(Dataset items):
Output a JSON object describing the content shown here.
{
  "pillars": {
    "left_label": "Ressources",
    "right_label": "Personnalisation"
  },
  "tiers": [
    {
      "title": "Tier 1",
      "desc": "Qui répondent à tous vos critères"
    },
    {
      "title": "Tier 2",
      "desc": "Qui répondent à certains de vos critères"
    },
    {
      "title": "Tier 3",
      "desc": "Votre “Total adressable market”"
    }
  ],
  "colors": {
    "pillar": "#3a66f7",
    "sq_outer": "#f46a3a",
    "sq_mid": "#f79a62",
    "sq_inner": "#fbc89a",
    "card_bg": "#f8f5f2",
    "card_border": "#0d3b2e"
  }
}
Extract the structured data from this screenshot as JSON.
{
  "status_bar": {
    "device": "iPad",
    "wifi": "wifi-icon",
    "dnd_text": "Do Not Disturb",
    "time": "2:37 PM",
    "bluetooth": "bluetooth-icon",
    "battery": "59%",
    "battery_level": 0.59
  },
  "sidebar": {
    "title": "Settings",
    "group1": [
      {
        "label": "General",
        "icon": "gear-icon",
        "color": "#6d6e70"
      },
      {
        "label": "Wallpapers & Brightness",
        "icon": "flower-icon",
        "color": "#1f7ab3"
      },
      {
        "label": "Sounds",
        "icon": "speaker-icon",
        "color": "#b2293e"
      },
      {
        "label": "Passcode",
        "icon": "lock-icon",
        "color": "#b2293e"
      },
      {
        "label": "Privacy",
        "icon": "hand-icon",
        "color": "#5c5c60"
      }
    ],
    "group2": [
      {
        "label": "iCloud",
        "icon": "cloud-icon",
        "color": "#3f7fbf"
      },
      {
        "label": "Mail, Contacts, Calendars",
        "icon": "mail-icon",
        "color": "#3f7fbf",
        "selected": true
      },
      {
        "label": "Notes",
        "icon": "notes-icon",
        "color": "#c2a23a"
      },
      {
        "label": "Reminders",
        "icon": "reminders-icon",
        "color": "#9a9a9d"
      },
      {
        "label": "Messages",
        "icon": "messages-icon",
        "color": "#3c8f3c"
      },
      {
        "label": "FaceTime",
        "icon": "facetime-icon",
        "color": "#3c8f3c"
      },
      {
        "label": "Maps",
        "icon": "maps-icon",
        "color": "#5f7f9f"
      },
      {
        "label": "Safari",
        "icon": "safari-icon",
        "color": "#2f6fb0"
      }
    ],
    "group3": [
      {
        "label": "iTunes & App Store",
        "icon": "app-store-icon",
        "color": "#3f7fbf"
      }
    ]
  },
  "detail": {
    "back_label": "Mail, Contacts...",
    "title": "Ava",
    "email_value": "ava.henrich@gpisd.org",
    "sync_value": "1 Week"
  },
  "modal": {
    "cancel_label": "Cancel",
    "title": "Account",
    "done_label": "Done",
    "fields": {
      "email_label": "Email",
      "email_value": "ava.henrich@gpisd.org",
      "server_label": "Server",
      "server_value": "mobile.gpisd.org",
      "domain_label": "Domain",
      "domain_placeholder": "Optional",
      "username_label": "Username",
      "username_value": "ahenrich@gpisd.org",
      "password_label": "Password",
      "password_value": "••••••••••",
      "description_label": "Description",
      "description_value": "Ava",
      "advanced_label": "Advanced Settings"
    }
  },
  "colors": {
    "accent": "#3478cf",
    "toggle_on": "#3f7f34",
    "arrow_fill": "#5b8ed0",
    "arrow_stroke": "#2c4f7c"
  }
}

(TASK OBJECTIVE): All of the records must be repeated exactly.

(OUTPUT OF THE EXERCISE):
Output a JSON object describing the content shown here.
{
  "pillars": {
    "left_label": "Ressources",
    "right_label": "Personnalisation"
  },
  "tiers": [
    {
      "title": "Tier 1",
      "desc": "Qui répondent à tous vos critères"
    },
    {
      "title": "Tier 2",
      "desc": "Qui répondent à certains de vos critères"
    },
    {
      "title": "Tier 3",
      "desc": "Votre “Total adressable market”"
    }
  ],
  "colors": {
    "pillar": "#3a66f7",
    "sq_outer": "#f46a3a",
    "sq_mid": "#f79a62",
    "sq_inner": "#fbc89a",
    "card_bg": "#f8f5f2",
    "card_border": "#0d3b2e"
  }
}
Extract the structured data from this screenshot as JSON.
{
  "status_bar": {
    "device": "iPad",
    "wifi": "wifi-icon",
    "dnd_text": "Do Not Disturb",
    "time": "2:37 PM",
    "bluetooth": "bluetooth-icon",
    "battery": "59%",
    "battery_level": 0.59
  },
  "sidebar": {
    "title": "Settings",
    "group1": [
      {
        "label": "General",
        "icon": "gear-icon",
        "color": "#6d6e70"
      },
      {
        "label": "Wallpapers & Brightness",
        "icon": "flower-icon",
        "color": "#1f7ab3"
      },
      {
        "label": "Sounds",
        "icon": "speaker-icon",
        "color": "#b2293e"
      },
      {
        "label": "Passcode",
        "icon": "lock-icon",
        "color": "#b2293e"
      },
      {
        "label": "Privacy",
        "icon": "hand-icon",
        "color": "#5c5c60"
      }
    ],
    "group2": [
      {
        "label": "iCloud",
        "icon": "cloud-icon",
        "color": "#3f7fbf"
      },
      {
        "label": "Mail, Contacts, Calendars",
        "icon": "mail-icon",
        "color": "#3f7fbf",
        "selected": true
      },
      {
        "label": "Notes",
        "icon": "notes-icon",
        "color": "#c2a23a"
      },
      {
        "label": "Reminders",
        "icon": "reminders-icon",
        "color": "#9a9a9d"
      },
      {
        "label": "Messages",
        "icon": "messages-icon",
        "color": "#3c8f3c"
      },
      {
        "label": "FaceTime",
        "icon": "facetime-icon",
        "color": "#3c8f3c"
      },
      {
        "label": "Maps",
        "icon": "maps-icon",
        "color": "#5f7f9f"
      },
      {
        "label": "Safari",
        "icon": "safari-icon",
        "color": "#2f6fb0"
      }
    ],
    "group3": [
      {
        "label": "iTunes & App Store",
        "icon": "app-store-icon",
        "color": "#3f7fbf"
      }
    ]
  },
  "detail": {
    "back_label": "Mail, Contacts...",
    "title": "Ava",
    "email_value": "ava.henrich@gpisd.org",
    "sync_value": "1 Week"
  },
  "modal": {
    "cancel_label": "Cancel",
    "title": "Account",
    "done_label": "Done",
    "fields": {
      "email_label": "Email",
      "email_value": "ava.henrich@gpisd.org",
      "server_label": "Server",
      "server_value": "mobile.gpisd.org",
      "domain_label": "Domain",
      "domain_placeholder": "Optional",
      "username_label": "Username",
      "username_value": "ahenrich@gpisd.org",
      "password_label": "Password",
      "password_value": "••••••••••",
      "description_label": "Description",
      "description_value": "Ava",
      "advanced_label": "Advanced Settings"
    }
  },
  "colors": {
    "accent": "#3478cf",
    "toggle_on": "#3f7f34",
    "arrow_fill": "#5b8ed0",
    "arrow_stroke": "#2c4f7c"
  }
}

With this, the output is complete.